In Isaiah’s day the power of Assyria was threatening all the nations. God had taken that people up as the rod of His anger to chastise many a nation that was far from Him and Israel among them. Later God used the Chaldeans in the same way, and this it was that disturbed the mind of Habakkuk, and led him to protest that, bad as Israel might be, the Chaldeans, whom God was going to use against them for their discipline, were worse. We see here what we see also in Habakkuk; that God may use an evil nation to chastise His faithless people, but only under His strict supervision and control. God was now sending him, as verse 6 says, against an hypocritical nation evidently the ten tribes and Samaria.
But the Assyrian himself did not realize this, and therefore “he meaneth not so”, but intended to ravage Jerusalem as well as Samaria, doing to them what he had already done to many of the surrounding peoples.

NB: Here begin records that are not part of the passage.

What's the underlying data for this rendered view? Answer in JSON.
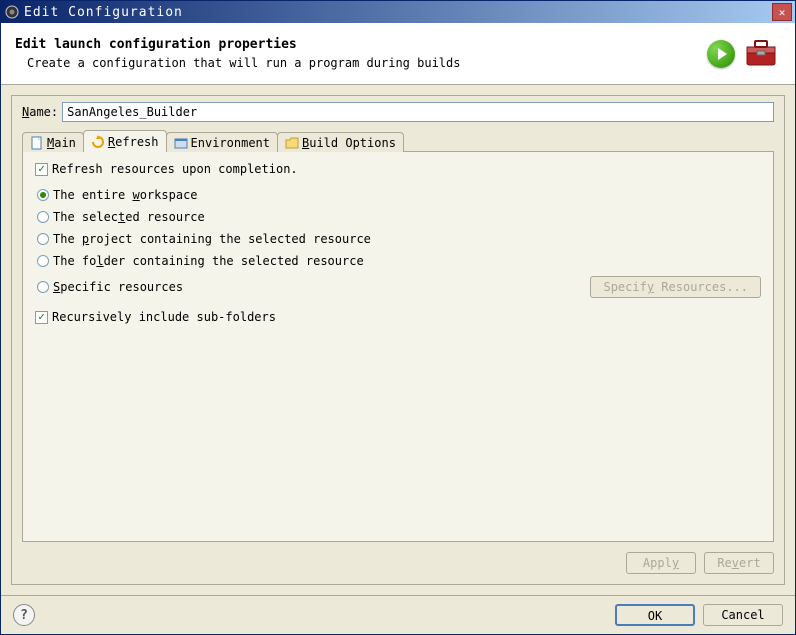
{
  "window": {
    "title": "Edit Configuration"
  },
  "header": {
    "title": "Edit launch configuration properties",
    "description": "Create a configuration that will run a program during builds"
  },
  "name": {
    "label": "Name:",
    "value": "SanAngeles_Builder"
  },
  "tabs": {
    "main": "Main",
    "refresh": "Refresh",
    "environment": "Environment",
    "build_options": "Build Options"
  },
  "refresh_tab": {
    "refresh_on_completion": "Refresh resources upon completion.",
    "radio_workspace": "The entire workspace",
    "radio_selected": "The selected resource",
    "radio_project": "The project containing the selected resource",
    "radio_folder": "The folder containing the selected resource",
    "radio_specific": "Specific resources",
    "specify_btn": "Specify Resources...",
    "recursive": "Recursively include sub-folders"
  },
  "buttons": {
    "apply": "Apply",
    "revert": "Revert",
    "ok": "OK",
    "cancel": "Cancel"
  }
}
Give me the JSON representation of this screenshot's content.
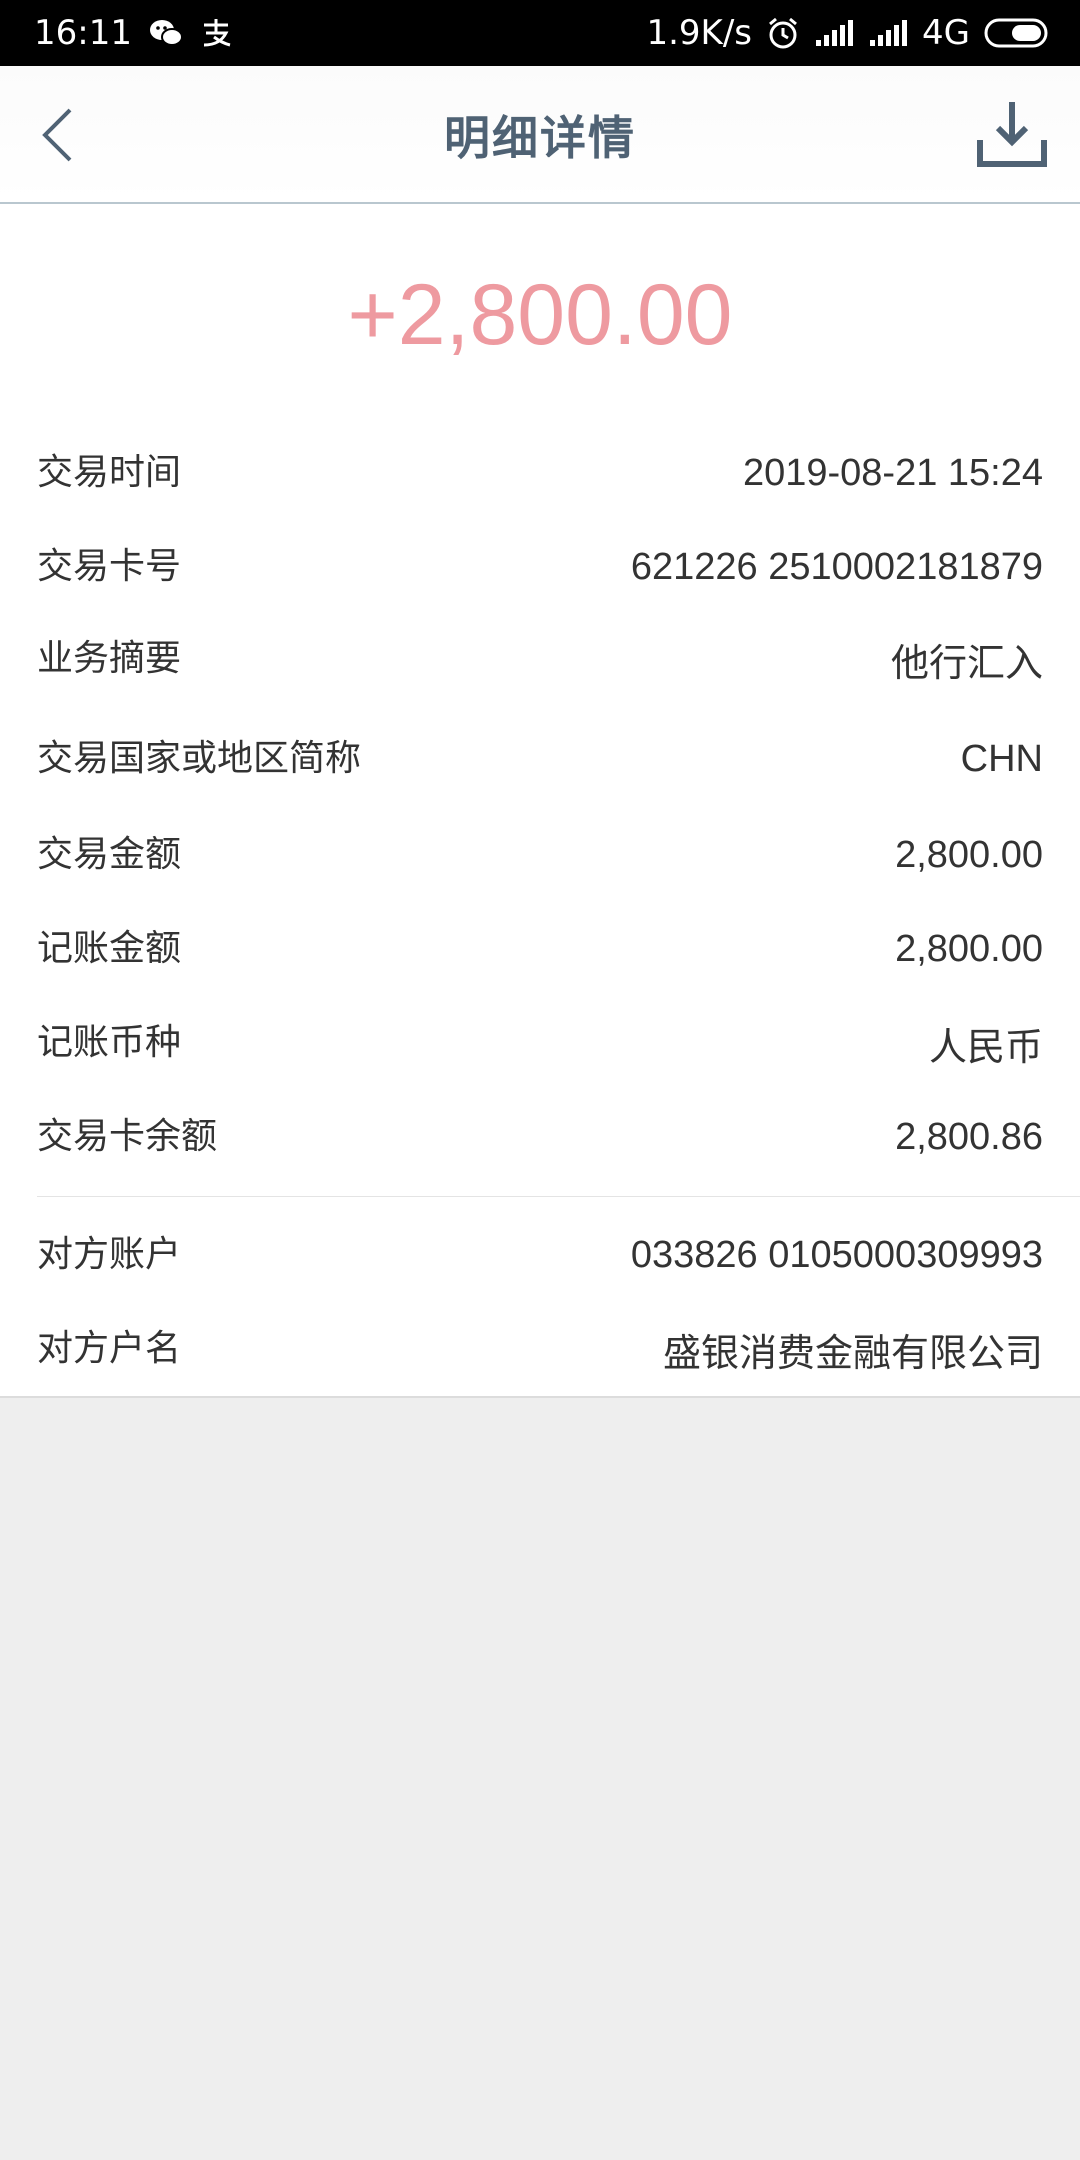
{
  "status_bar": {
    "time": "16:11",
    "speed": "1.9K/s",
    "network": "4G",
    "left_icons": [
      "wechat-icon",
      "alipay-icon"
    ],
    "right_icons": [
      "alarm-icon",
      "signal-icon",
      "signal-icon",
      "battery-icon"
    ]
  },
  "header": {
    "title": "明细详情",
    "back_icon": "chevron-left-icon",
    "download_icon": "download-icon",
    "accent_color": "#4f6274"
  },
  "transaction": {
    "amount": "+2,800.00",
    "amount_color": "#ee9aa0",
    "details": [
      {
        "label": "交易时间",
        "value": "2019-08-21 15:24"
      },
      {
        "label": "交易卡号",
        "value": "621226 2510002181879"
      },
      {
        "label": "业务摘要",
        "value": "他行汇入"
      },
      {
        "label": "交易国家或地区简称",
        "value": "CHN"
      },
      {
        "label": "交易金额",
        "value": "2,800.00"
      },
      {
        "label": "记账金额",
        "value": "2,800.00"
      },
      {
        "label": "记账币种",
        "value": "人民币"
      },
      {
        "label": "交易卡余额",
        "value": "2,800.86"
      }
    ],
    "counterparty": [
      {
        "label": "对方账户",
        "value": "033826 0105000309993"
      },
      {
        "label": "对方户名",
        "value": "盛银消费金融有限公司"
      }
    ]
  }
}
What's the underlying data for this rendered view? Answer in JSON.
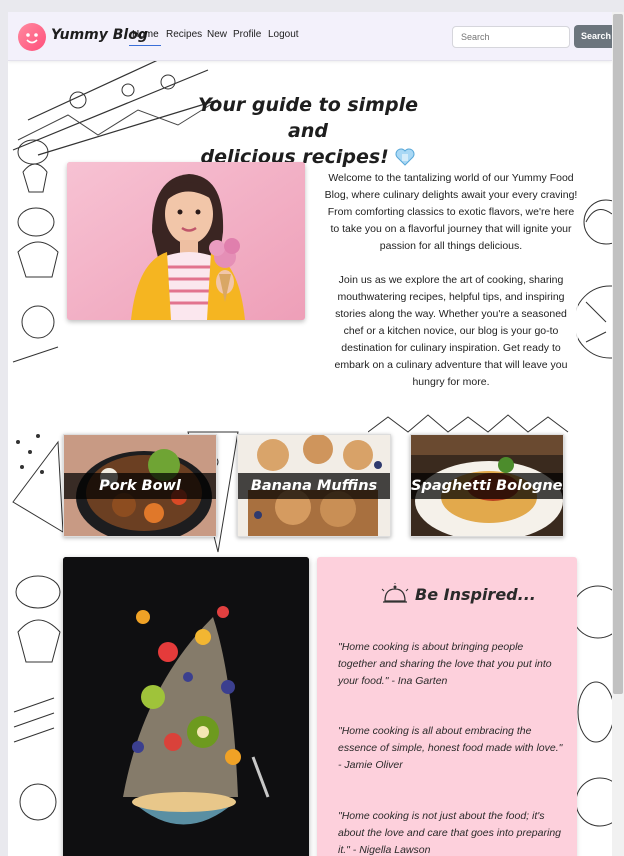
{
  "nav": {
    "brand": "Yummy Blog",
    "links": [
      "Home",
      "Recipes",
      "New",
      "Profile",
      "Logout"
    ],
    "search_placeholder": "Search",
    "search_button": "Search"
  },
  "hero": {
    "title_line1": "Your guide to simple and",
    "title_line2": "delicious recipes!",
    "intro_p1": "Welcome to the tantalizing world of our Yummy Food Blog, where culinary delights await your every craving! From comforting classics to exotic flavors, we're here to take you on a flavorful journey that will ignite your passion for all things delicious.",
    "intro_p2": "Join us as we explore the art of cooking, sharing mouthwatering recipes, helpful tips, and inspiring stories along the way. Whether you're a seasoned chef or a kitchen novice, our blog is your go-to destination for culinary inspiration. Get ready to embark on a culinary adventure that will leave you hungry for more."
  },
  "cards": [
    {
      "label": "Pork Bowl"
    },
    {
      "label": "Banana Muffins"
    },
    {
      "label": "Spaghetti Bolognese"
    }
  ],
  "inspired": {
    "title": "Be Inspired...",
    "quotes": [
      "\"Home cooking is about bringing people together and sharing the love that you put into your food.\" - Ina Garten",
      "\"Home cooking is all about embracing the essence of simple, honest food made with love.\" - Jamie Oliver",
      "\"Home cooking is not just about the food; it's about the love and care that goes into preparing it.\" - Nigella Lawson"
    ]
  },
  "colors": {
    "nav_bg": "#f3f1fb",
    "accent_pink": "#fdd0dc",
    "search_button": "#6c757d",
    "active_underline": "#3a6fd8"
  }
}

As we know from the historical Scriptures, though he distressed and threatened Jerusalem he did not take it. As verse 12 intimates, he would be used to perform on Jerusalem that which God intended and then he himself would be punished and humbled. He was only like an ax or a rod in the hand of the Lord and could not dictate to the One who wielded him. The Holy One of Israel would consume him and bring down his pride and importance.
We know how all this was fulfilled in the days of Hezekiah. Samaria was led captive, but when Sennacherib attempted with proud boasts to take Jerusalem his forces received a conclusive blow directly from the hand of God, and he himself was shortly after slain by two of his sons, as we read in 2 Kings 19:3737And it came to pass, as he was worshipping in the house of Nisroch his god, that Adrammelech and Sharezer his sons smote him with the sword: and they escaped into the land of Armenia. And Esar-haddon his son reigned in his stead. (2 Kings 19:37).
The double application of the latter part of chapter 10 is, we think, quite evident. In verses 20-23, God pledges Himself to preserve a remnant though He was to permit a great consuming in the land, according to His holy government. This promise of a remnant covers the whole “house of Jacob”, for it must have been given some years before the ten tribes were taken into captivity. God did preserve a remnant in those far-off days when the prophecy was given, and He will yet do so in the coming days at the end of this age.
So again, in verses 24-34, there was the plain assurance to the inhabitants of Jerusalem that they need not fear the Assyrian. He would afflict them as with a rod, yet God would destroy him eventually. This came to pass, as we have seen, though he would come to the very gates of the city and “shake his hand against the mount of the daughter of Zion, the hill of Jerusalem.” His progress through the towns, as he approached, is very graphically described. He would seem to be like a great cedar of Lebanon, stretching his mighty bough over the city, but Jehovah of hosts would lop his bough with terror.